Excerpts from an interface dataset
*** Begin section ***
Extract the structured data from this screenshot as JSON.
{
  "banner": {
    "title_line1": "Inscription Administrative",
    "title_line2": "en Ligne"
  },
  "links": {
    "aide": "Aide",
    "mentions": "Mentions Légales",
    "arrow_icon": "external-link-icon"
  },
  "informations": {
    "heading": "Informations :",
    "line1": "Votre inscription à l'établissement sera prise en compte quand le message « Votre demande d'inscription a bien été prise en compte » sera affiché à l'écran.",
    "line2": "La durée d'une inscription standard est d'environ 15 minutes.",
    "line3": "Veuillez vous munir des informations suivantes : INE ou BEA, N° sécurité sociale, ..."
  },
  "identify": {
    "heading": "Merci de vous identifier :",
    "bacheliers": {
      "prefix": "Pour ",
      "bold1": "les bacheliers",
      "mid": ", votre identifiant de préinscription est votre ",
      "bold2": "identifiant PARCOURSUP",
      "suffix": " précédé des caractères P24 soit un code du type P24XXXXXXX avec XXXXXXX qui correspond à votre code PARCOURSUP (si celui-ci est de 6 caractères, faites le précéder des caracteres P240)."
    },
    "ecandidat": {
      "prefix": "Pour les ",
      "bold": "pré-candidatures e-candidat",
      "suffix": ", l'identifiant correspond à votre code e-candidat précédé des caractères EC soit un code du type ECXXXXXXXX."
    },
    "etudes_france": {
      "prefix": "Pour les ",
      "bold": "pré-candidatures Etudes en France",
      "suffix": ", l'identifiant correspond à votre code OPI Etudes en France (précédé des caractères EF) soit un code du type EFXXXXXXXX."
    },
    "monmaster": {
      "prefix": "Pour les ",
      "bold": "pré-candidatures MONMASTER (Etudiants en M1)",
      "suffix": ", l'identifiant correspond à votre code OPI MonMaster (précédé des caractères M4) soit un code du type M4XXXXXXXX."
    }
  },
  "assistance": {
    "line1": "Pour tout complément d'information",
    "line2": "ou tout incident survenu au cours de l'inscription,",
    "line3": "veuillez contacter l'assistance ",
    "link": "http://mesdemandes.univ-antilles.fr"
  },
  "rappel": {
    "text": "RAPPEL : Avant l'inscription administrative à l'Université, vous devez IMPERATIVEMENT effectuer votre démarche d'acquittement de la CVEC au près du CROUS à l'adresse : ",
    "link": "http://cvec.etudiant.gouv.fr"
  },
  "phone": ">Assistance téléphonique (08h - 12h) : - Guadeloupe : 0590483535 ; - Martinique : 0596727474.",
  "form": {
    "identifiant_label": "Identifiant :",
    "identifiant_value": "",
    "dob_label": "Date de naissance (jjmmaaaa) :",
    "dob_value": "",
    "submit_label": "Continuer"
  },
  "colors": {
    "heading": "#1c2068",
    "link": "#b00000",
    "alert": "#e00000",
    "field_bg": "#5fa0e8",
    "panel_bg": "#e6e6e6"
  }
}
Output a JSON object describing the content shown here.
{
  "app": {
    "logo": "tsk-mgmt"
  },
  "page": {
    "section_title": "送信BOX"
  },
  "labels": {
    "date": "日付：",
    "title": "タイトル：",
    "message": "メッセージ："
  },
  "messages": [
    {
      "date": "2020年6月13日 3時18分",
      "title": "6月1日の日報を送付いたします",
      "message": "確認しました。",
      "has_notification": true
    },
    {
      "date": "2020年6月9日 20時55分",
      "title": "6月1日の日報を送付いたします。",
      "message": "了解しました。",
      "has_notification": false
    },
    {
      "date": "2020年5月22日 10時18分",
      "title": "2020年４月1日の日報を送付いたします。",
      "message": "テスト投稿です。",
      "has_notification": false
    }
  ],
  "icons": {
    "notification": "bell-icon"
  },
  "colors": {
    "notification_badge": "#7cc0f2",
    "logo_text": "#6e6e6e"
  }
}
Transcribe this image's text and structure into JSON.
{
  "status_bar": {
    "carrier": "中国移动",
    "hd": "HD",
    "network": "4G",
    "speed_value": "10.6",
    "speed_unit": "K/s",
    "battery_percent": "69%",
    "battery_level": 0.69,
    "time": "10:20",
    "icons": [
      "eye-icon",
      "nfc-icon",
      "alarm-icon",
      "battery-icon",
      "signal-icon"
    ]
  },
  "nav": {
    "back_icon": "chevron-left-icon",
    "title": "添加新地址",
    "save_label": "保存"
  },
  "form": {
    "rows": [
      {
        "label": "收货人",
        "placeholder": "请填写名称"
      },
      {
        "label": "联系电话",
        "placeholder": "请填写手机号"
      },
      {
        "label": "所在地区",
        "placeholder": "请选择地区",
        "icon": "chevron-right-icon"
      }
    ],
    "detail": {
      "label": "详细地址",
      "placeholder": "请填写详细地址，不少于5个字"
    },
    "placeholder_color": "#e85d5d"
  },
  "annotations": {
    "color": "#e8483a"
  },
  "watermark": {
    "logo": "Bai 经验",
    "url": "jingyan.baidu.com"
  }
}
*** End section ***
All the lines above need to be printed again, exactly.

_Result for this task_:
Extract the structured data from this screenshot as JSON.
{
  "banner": {
    "title_line1": "Inscription Administrative",
    "title_line2": "en Ligne"
  },
  "links": {
    "aide": "Aide",
    "mentions": "Mentions Légales",
    "arrow_icon": "external-link-icon"
  },
  "informations": {
    "heading": "Informations :",
    "line1": "Votre inscription à l'établissement sera prise en compte quand le message « Votre demande d'inscription a bien été prise en compte » sera affiché à l'écran.",
    "line2": "La durée d'une inscription standard est d'environ 15 minutes.",
    "line3": "Veuillez vous munir des informations suivantes : INE ou BEA, N° sécurité sociale, ..."
  },
  "identify": {
    "heading": "Merci de vous identifier :",
    "bacheliers": {
      "prefix": "Pour ",
      "bold1": "les bacheliers",
      "mid": ", votre identifiant de préinscription est votre ",
      "bold2": "identifiant PARCOURSUP",
      "suffix": " précédé des caractères P24 soit un code du type P24XXXXXXX avec XXXXXXX qui correspond à votre code PARCOURSUP (si celui-ci est de 6 caractères, faites le précéder des caracteres P240)."
    },
    "ecandidat": {
      "prefix": "Pour les ",
      "bold": "pré-candidatures e-candidat",
      "suffix": ", l'identifiant correspond à votre code e-candidat précédé des caractères EC soit un code du type ECXXXXXXXX."
    },
    "etudes_france": {
      "prefix": "Pour les ",
      "bold": "pré-candidatures Etudes en France",
      "suffix": ", l'identifiant correspond à votre code OPI Etudes en France (précédé des caractères EF) soit un code du type EFXXXXXXXX."
    },
    "monmaster": {
      "prefix": "Pour les ",
      "bold": "pré-candidatures MONMASTER (Etudiants en M1)",
      "suffix": ", l'identifiant correspond à votre code OPI MonMaster (précédé des caractères M4) soit un code du type M4XXXXXXXX."
    }
  },
  "assistance": {
    "line1": "Pour tout complément d'information",
    "line2": "ou tout incident survenu au cours de l'inscription,",
    "line3": "veuillez contacter l'assistance ",
    "link": "http://mesdemandes.univ-antilles.fr"
  },
  "rappel": {
    "text": "RAPPEL : Avant l'inscription administrative à l'Université, vous devez IMPERATIVEMENT effectuer votre démarche d'acquittement de la CVEC au près du CROUS à l'adresse : ",
    "link": "http://cvec.etudiant.gouv.fr"
  },
  "phone": ">Assistance téléphonique (08h - 12h) : - Guadeloupe : 0590483535 ; - Martinique : 0596727474.",
  "form": {
    "identifiant_label": "Identifiant :",
    "identifiant_value": "",
    "dob_label": "Date de naissance (jjmmaaaa) :",
    "dob_value": "",
    "submit_label": "Continuer"
  },
  "colors": {
    "heading": "#1c2068",
    "link": "#b00000",
    "alert": "#e00000",
    "field_bg": "#5fa0e8",
    "panel_bg": "#e6e6e6"
  }
}
Output a JSON object describing the content shown here.
{
  "app": {
    "logo": "tsk-mgmt"
  },
  "page": {
    "section_title": "送信BOX"
  },
  "labels": {
    "date": "日付：",
    "title": "タイトル：",
    "message": "メッセージ："
  },
  "messages": [
    {
      "date": "2020年6月13日 3時18分",
      "title": "6月1日の日報を送付いたします",
      "message": "確認しました。",
      "has_notification": true
    },
    {
      "date": "2020年6月9日 20時55分",
      "title": "6月1日の日報を送付いたします。",
      "message": "了解しました。",
      "has_notification": false
    },
    {
      "date": "2020年5月22日 10時18分",
      "title": "2020年４月1日の日報を送付いたします。",
      "message": "テスト投稿です。",
      "has_notification": false
    }
  ],
  "icons": {
    "notification": "bell-icon"
  },
  "colors": {
    "notification_badge": "#7cc0f2",
    "logo_text": "#6e6e6e"
  }
}
Transcribe this image's text and structure into JSON.
{
  "status_bar": {
    "carrier": "中国移动",
    "hd": "HD",
    "network": "4G",
    "speed_value": "10.6",
    "speed_unit": "K/s",
    "battery_percent": "69%",
    "battery_level": 0.69,
    "time": "10:20",
    "icons": [
      "eye-icon",
      "nfc-icon",
      "alarm-icon",
      "battery-icon",
      "signal-icon"
    ]
  },
  "nav": {
    "back_icon": "chevron-left-icon",
    "title": "添加新地址",
    "save_label": "保存"
  },
  "form": {
    "rows": [
      {
        "label": "收货人",
        "placeholder": "请填写名称"
      },
      {
        "label": "联系电话",
        "placeholder": "请填写手机号"
      },
      {
        "label": "所在地区",
        "placeholder": "请选择地区",
        "icon": "chevron-right-icon"
      }
    ],
    "detail": {
      "label": "详细地址",
      "placeholder": "请填写详细地址，不少于5个字"
    },
    "placeholder_color": "#e85d5d"
  },
  "annotations": {
    "color": "#e8483a"
  },
  "watermark": {
    "logo": "Bai 经验",
    "url": "jingyan.baidu.com"
  }
}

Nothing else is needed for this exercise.